Top of INPUT FOR THIS TASK

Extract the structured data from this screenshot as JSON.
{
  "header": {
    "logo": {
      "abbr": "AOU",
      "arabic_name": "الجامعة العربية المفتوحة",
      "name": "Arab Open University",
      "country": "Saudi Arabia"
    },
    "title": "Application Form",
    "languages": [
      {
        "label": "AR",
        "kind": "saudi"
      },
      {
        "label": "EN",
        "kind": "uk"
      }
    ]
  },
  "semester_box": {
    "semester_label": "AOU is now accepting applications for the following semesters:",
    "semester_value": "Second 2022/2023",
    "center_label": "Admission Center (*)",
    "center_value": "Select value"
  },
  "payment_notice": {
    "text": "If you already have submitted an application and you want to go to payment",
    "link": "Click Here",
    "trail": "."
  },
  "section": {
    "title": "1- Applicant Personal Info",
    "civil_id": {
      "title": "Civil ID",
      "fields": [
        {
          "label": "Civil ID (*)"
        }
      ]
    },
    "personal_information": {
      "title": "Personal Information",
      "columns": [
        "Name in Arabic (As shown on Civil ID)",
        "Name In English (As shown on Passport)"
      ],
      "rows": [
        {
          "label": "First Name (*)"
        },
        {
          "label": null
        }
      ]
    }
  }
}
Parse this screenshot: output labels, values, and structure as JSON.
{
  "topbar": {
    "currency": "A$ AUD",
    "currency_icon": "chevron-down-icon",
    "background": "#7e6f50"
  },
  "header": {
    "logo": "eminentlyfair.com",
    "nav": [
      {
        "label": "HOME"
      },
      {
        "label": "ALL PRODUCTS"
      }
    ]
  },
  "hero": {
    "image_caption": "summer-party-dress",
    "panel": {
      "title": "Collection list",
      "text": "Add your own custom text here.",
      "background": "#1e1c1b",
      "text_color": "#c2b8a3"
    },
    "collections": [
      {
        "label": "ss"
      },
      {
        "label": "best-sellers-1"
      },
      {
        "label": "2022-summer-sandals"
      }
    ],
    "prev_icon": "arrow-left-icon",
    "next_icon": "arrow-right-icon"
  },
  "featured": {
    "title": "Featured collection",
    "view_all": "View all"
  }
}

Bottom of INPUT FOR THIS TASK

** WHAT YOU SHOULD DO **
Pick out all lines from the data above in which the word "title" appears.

** RESULT BELOW **
    "title": "Application Form",
    "title": "1- Applicant Personal Info",
      "title": "Civil ID",
      "title": "Personal Information",
      "title": "Collection list",
    "title": "Featured collection",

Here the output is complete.